DATASET EXCERPTS section start

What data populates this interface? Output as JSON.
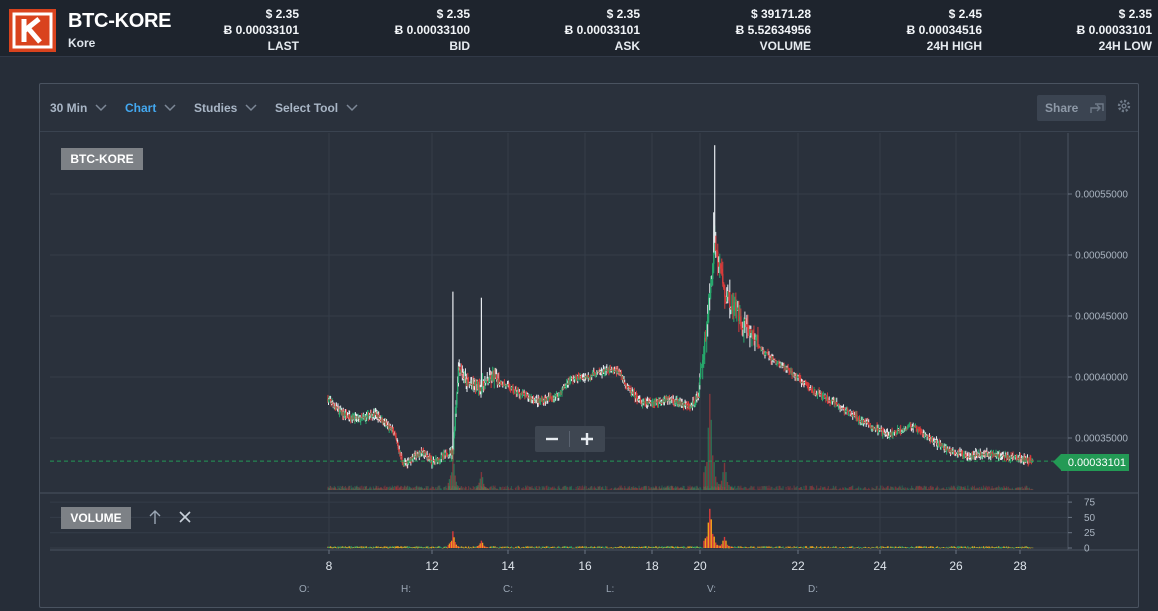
{
  "header": {
    "pair": "BTC-KORE",
    "coin_name": "Kore",
    "stats": [
      {
        "usd": "$ 2.35",
        "btc": "Ƀ 0.00033101",
        "label": "LAST"
      },
      {
        "usd": "$ 2.35",
        "btc": "Ƀ 0.00033100",
        "label": "BID"
      },
      {
        "usd": "$ 2.35",
        "btc": "Ƀ 0.00033101",
        "label": "ASK"
      },
      {
        "usd": "$ 39171.28",
        "btc": "Ƀ 5.52634956",
        "label": "VOLUME"
      },
      {
        "usd": "$ 2.45",
        "btc": "Ƀ 0.00034516",
        "label": "24H HIGH"
      },
      {
        "usd": "$ 2.35",
        "btc": "Ƀ 0.00033101",
        "label": "24H LOW"
      }
    ]
  },
  "toolbar": {
    "interval": "30 Min",
    "chart": "Chart",
    "studies": "Studies",
    "select_tool": "Select Tool",
    "share": "Share"
  },
  "chart": {
    "main_label": "BTC-KORE",
    "volume_label": "VOLUME",
    "current_price": "0.00033101",
    "ohlc_labels": [
      "O:",
      "H:",
      "C:",
      "L:",
      "V:",
      "D:"
    ],
    "colors": {
      "up": "#26a96c",
      "down": "#d93b3b",
      "wick_light": "#e8ecf0",
      "last_price": "#239a55",
      "volume_orange": "#f0a21c"
    }
  },
  "chart_data": {
    "type": "candlestick",
    "x_ticks": [
      "8",
      "12",
      "14",
      "16",
      "18",
      "20",
      "22",
      "24",
      "26",
      "28"
    ],
    "y_ticks": [
      "0.00055000",
      "0.00050000",
      "0.00045000",
      "0.00040000",
      "0.00035000"
    ],
    "ylim": [
      0.00031,
      0.0006
    ],
    "volume_ticks": [
      "75",
      "50",
      "25",
      "0"
    ],
    "volume_ylim": [
      0,
      80
    ],
    "last_price": 0.00033101,
    "price_path": [
      [
        7.96,
        0.000382
      ],
      [
        8.5,
        0.00037
      ],
      [
        9.2,
        0.000365
      ],
      [
        9.8,
        0.00037
      ],
      [
        10.5,
        0.000355
      ],
      [
        10.9,
        0.000328
      ],
      [
        11.3,
        0.000335
      ],
      [
        11.7,
        0.000338
      ],
      [
        12.0,
        0.00033
      ],
      [
        12.3,
        0.000335
      ],
      [
        12.55,
        0.00034
      ],
      [
        12.7,
        0.00041
      ],
      [
        12.9,
        0.000395
      ],
      [
        13.3,
        0.000392
      ],
      [
        13.6,
        0.0004
      ],
      [
        14.2,
        0.000388
      ],
      [
        14.8,
        0.00038
      ],
      [
        15.3,
        0.000385
      ],
      [
        15.6,
        0.000398
      ],
      [
        16.0,
        0.0004
      ],
      [
        16.6,
        0.000405
      ],
      [
        17.0,
        0.000405
      ],
      [
        17.3,
        0.00039
      ],
      [
        17.7,
        0.000378
      ],
      [
        18.2,
        0.00038
      ],
      [
        18.7,
        0.000382
      ],
      [
        19.2,
        0.000378
      ],
      [
        19.6,
        0.000375
      ],
      [
        19.95,
        0.000385
      ],
      [
        20.1,
        0.00043
      ],
      [
        20.3,
        0.00051
      ],
      [
        20.5,
        0.00047
      ],
      [
        20.8,
        0.00045
      ],
      [
        21.3,
        0.00042
      ],
      [
        21.8,
        0.000405
      ],
      [
        22.3,
        0.00039
      ],
      [
        22.9,
        0.000378
      ],
      [
        23.5,
        0.000365
      ],
      [
        24.2,
        0.000352
      ],
      [
        24.8,
        0.00036
      ],
      [
        25.3,
        0.00035
      ],
      [
        25.8,
        0.00034
      ],
      [
        26.2,
        0.000336
      ],
      [
        27.0,
        0.000337
      ],
      [
        27.8,
        0.000334
      ],
      [
        28.4,
        0.000331
      ]
    ],
    "spikes": [
      [
        12.55,
        0.00047
      ],
      [
        13.3,
        0.000465
      ],
      [
        20.3,
        0.00059
      ],
      [
        20.28,
        0.000535
      ]
    ],
    "volume_bursts": [
      [
        12.55,
        30
      ],
      [
        13.3,
        14
      ],
      [
        20.2,
        75
      ],
      [
        20.5,
        20
      ]
    ]
  }
}
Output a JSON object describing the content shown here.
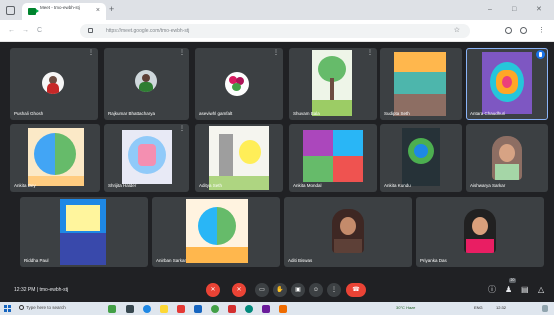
{
  "browser": {
    "tab_title": "Meet - tmo-ewbh-stj",
    "url": "https://meet.google.com/tmo-ewbh-stj",
    "new_tab": "+",
    "close_tab": "×",
    "minimize": "–",
    "maximize": "□",
    "close_window": "✕",
    "back": "←",
    "forward": "→",
    "reload": "C"
  },
  "participants": [
    {
      "name": "Pushali Ghosh",
      "kind": "avatar"
    },
    {
      "name": "Rajkumar Bhattacharya",
      "kind": "avatar"
    },
    {
      "name": "aseviwhl gamfalt",
      "kind": "avatar"
    },
    {
      "name": "Shuvam Bala",
      "kind": "art"
    },
    {
      "name": "Sudipta Seth",
      "kind": "art"
    },
    {
      "name": "Antara Chaudhuri",
      "kind": "art",
      "active": true
    },
    {
      "name": "Ankita Dey",
      "kind": "art"
    },
    {
      "name": "Shrijita Halder",
      "kind": "art"
    },
    {
      "name": "Aditya Seth",
      "kind": "art"
    },
    {
      "name": "Ankita Mondal",
      "kind": "art"
    },
    {
      "name": "Ankita Kundu",
      "kind": "art"
    },
    {
      "name": "Aishwarya Sarkar",
      "kind": "camera"
    },
    {
      "name": "Riddha Paul",
      "kind": "art"
    },
    {
      "name": "Anirban Sarkar",
      "kind": "art"
    },
    {
      "name": "Aditi Biswas",
      "kind": "camera"
    },
    {
      "name": "Priyanka Das",
      "kind": "camera"
    }
  ],
  "meet_bar": {
    "time": "12:32 PM",
    "separator": "|",
    "meeting_code": "tmo-ewbh-stj",
    "badge_count": "20"
  },
  "taskbar": {
    "search_placeholder": "Type here to search",
    "temperature": "30°C",
    "weather": "Haze",
    "language": "ENG",
    "time": "12:32"
  },
  "colors": {
    "meet_bg": "#202124",
    "tile_bg": "#3c4043",
    "end_call": "#ea4335",
    "active_outline": "#8ab4f8"
  }
}
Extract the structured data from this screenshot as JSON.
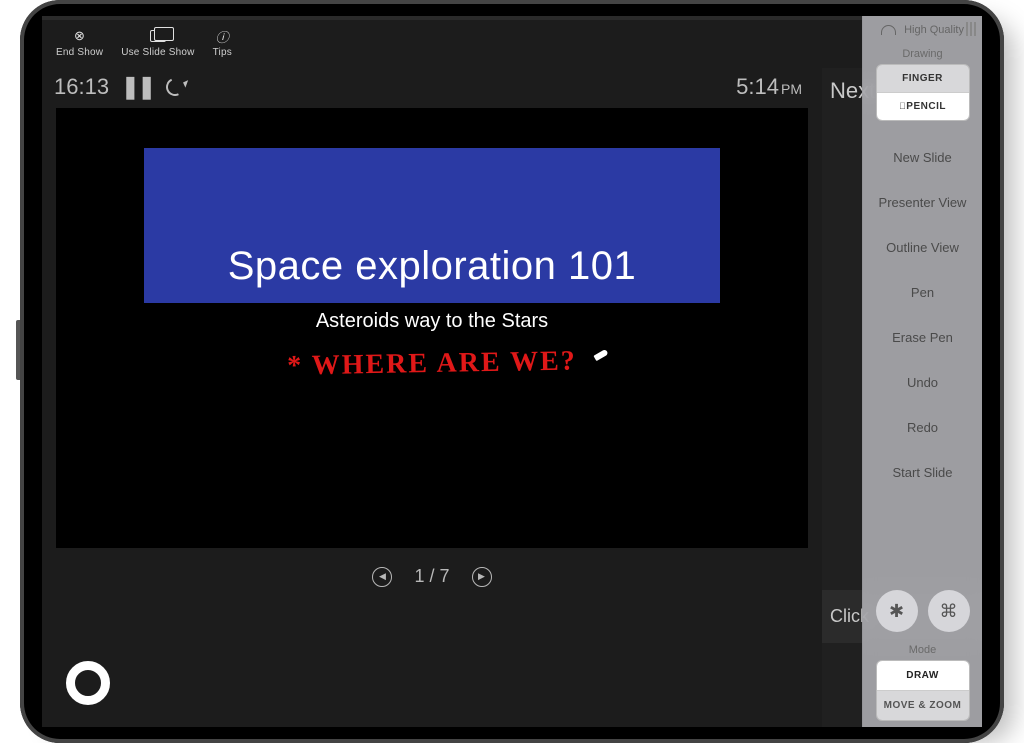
{
  "toolbar": {
    "end_show": "End Show",
    "use_slide_show": "Use Slide Show",
    "tips": "Tips"
  },
  "timer": {
    "elapsed": "16:13",
    "clock": "5:14",
    "ampm": "PM"
  },
  "slide": {
    "title": "Space exploration 101",
    "subtitle": "Asteroids way to the Stars",
    "annotation": "* WHERE  ARE  WE?",
    "counter": "1 / 7"
  },
  "panel": {
    "next": "Next",
    "click": "Click"
  },
  "sidebar": {
    "connection": "High Quality",
    "drawing_label": "Drawing",
    "finger": "FINGER",
    "pencil": "PENCIL",
    "menu": [
      "New Slide",
      "Presenter View",
      "Outline View",
      "Pen",
      "Erase Pen",
      "Undo",
      "Redo",
      "Start Slide"
    ],
    "mode_label": "Mode",
    "mode_draw": "DRAW",
    "mode_move": "MOVE & ZOOM"
  }
}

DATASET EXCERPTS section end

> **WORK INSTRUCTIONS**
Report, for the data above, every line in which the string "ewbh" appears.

> **ANSWER BOX**
    "tab_title": "Meet - tmo-ewbh-stj",
    "url": "https://meet.google.com/tmo-ewbh-stj",
    "meeting_code": "tmo-ewbh-stj",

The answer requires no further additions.